This part took me several days, but I got there in the end, and it was very rewarding!

What I learned:

  • Using Lambda in-depth
  • About API Gateway
  • Using boto3 to interact with DynamoDB
  • About DynamoDB incremental updates
  • Testing is hard

Infrastructure as Code

Now it was time to take what I did in the console and turn it to code. I used the AWS Serverless Application Model (SAM), and I must say while this whole part was a learning experience for me, SAM made it much easier. I didn't run into a lot of issues here, and within a day I was very happy to see my backend stack created with automation.

What I learned:

  • About SAM and Cloudformation
  • How great SAM is for creating a Serverless backend
  • About Implicit vs Explicit API Gateway in SAM template


This part was also new to me. I had to do some reading on Github Actions to understand more about them, and some research on finding some existing ones that fit what I needed to do.

After some time, I managed to get a Github Action for Testing any commit, and another Github Action for deploying my backend for me when master was updated. I also added a Github Action to my frontend code to update the S3 bucket and invalidate the cache when pushing to master.

The saving grace was that I had been doing Source Control with Github from the beginning, so all I had to do is automate this with Github Actions.

What I learned:

  • How important CI/CD is in development
  • About Github Actions
  • How many dummy commits you have to make when trying to find a bug with CI

Connecting it all - Javascript and the evil CORS

The final step was to connect it all. I had a backend and a frontend, but the two were not talking to each other yet. I needed to write Javascript for that. I'll admit, this should've been easier than it was, but I hadn't really done any Javascript before, and I didn't have time to learn the syntax in detail. I managed to find some resources online to help me with the specific thing I needed to do to call my backend. After lots of tinkering from not knowing the syntax (damn promises!), I got there in the end.

Or so I thought. Then I ran into CORS issues, and had to learn more about that too. OfCORS. A series of silly commits ensued as I tried to solve this issue by adding CORS at the SAM level, but eventually I realised I could just do it directly in the Lambda.

What I learned:

  • About CORS and what it's for
  • How to setup CORS with Lambda and API Gateway
  • More about how backend and frontend communicate
  • A sprinkle of Javascript

AWS Cloud Practicioner Exam

I took the exam today, and I am thrilled to say I passed! It was a very stressful day, especially since I forgot to turn off an alarm on my phone, which rang throughout the final 20 minutes of the exam (I couldn't get up to turn it off). But it was so worth it!

The Future Is Bright?

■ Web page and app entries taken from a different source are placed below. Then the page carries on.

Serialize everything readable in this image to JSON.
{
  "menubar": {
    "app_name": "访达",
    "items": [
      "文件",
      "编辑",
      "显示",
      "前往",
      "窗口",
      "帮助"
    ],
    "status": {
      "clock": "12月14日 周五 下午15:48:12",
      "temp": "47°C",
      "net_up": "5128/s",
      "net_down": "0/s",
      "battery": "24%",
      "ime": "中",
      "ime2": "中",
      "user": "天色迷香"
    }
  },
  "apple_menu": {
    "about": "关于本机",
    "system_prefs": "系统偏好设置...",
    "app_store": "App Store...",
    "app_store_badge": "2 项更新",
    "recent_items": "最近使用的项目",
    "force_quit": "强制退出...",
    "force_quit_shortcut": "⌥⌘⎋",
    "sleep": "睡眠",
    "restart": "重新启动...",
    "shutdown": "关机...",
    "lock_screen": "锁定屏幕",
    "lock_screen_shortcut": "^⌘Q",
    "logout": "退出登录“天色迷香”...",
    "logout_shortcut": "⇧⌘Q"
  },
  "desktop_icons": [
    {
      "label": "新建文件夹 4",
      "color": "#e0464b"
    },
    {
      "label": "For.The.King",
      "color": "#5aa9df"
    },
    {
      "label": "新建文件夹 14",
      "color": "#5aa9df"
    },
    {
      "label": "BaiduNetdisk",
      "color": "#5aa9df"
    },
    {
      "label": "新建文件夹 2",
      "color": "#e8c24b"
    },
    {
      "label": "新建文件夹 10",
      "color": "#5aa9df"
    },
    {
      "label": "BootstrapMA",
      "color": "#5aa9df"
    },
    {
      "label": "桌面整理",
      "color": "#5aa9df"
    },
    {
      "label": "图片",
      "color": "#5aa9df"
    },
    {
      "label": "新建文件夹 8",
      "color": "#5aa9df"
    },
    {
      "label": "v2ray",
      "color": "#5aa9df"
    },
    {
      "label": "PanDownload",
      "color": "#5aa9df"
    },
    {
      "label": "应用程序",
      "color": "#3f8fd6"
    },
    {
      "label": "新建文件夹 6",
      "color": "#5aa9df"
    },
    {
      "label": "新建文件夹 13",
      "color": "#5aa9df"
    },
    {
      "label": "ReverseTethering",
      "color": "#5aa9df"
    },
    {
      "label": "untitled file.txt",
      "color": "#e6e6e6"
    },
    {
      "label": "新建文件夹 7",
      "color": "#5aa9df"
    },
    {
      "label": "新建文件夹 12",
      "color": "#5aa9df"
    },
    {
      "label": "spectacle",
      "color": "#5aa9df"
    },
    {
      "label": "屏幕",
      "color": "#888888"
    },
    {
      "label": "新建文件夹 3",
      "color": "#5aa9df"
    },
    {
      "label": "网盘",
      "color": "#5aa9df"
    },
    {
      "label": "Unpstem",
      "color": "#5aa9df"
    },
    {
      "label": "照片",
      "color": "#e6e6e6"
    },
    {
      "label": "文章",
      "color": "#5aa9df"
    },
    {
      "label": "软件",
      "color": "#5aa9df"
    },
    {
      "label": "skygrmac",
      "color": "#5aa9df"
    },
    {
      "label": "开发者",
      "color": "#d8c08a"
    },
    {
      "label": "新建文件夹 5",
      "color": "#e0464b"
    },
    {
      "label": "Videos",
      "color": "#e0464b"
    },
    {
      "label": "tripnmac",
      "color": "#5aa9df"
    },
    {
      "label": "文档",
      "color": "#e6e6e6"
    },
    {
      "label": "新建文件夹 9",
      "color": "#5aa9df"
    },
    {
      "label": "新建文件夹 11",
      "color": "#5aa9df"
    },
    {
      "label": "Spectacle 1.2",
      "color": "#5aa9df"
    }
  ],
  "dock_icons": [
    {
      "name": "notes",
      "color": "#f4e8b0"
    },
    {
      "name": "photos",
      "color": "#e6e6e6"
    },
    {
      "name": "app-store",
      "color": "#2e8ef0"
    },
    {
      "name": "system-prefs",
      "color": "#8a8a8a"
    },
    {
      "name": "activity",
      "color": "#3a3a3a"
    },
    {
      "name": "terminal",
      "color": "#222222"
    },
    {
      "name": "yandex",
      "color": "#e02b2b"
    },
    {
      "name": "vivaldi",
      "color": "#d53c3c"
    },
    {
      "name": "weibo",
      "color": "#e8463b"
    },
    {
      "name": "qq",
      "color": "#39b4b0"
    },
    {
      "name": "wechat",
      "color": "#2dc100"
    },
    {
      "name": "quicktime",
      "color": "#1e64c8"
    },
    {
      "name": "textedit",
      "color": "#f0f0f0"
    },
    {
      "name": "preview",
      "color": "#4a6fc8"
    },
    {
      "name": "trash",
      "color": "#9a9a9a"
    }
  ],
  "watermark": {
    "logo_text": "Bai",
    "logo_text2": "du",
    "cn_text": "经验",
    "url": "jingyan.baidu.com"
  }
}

And with this blog post, I finish the challenge, and officially enter the Champions club! I am thrilled! I want to thank @ForrestBrazeal for the opportunity and the amazing challenge which has given me the chance to learn so much.

I also want to thank my family, who have been telling me all my life I always have my head in the clouds - I guess they are finally officially right!

The final product:

Top comments (3)

marekdano profile image
Marek Dano

Congratulation!!! If I can know what resources did you use to prepare for AWS exam?

fazlic_ines profile image
Ines Fazlic

Hi Mark,thank you 😊.
I used a course on A Cloud Guru, some extra practice exams on Whizlabs and Amazon's official whitepapers(The ones that AWS says to focus on) Hope this helps 🙂

jennapederson profile image
Jenna Pederson

Congrats on passing the Cloud Practitioner exam! This looks like a fantastic way to get your hands into the technical parts while learning enough to pass the exam. Thanks for sharing your work!